Coming from a nautical background, I believe this term to be derived in part from the days of the 'men of war', or sailing vessels. I currently don't recall the name of the relatively infamous skipper who used the phrase, but what it refers to is the quarter of a ship -- the port and starboard sides aft, just forward of the transom.
The cannons on these fighting ships were usually placed along the sides, the stern section housing officer quarters. So, to say you will give or show no quarter, is to basically say you will not allow the ass end of your vessel to line up with the guns of your foe. Such condition would leave your vessel most vulnerable.
It is interesting how I used the word quarters to describe the officer berths above.
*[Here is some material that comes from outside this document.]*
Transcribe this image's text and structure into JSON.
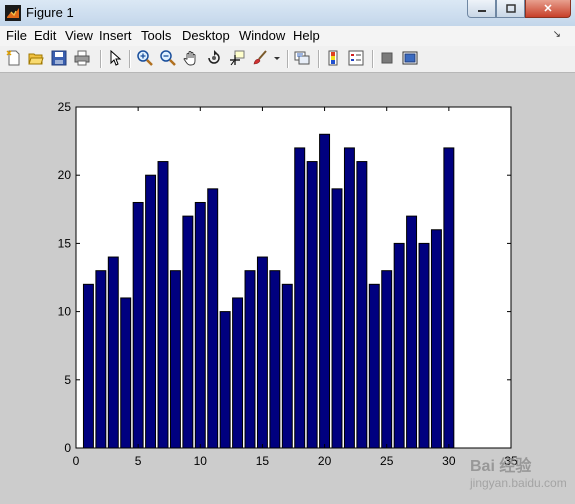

This made me think, as I'm sure the meaning of this term also implies "take no prisoners". This same meaning could easily have come from the days of sail as well.
The Captain exulted, "I WILL SHOW YEE NO QUARTER!", as the salvo of cannon shot bore through his enemy's waterline.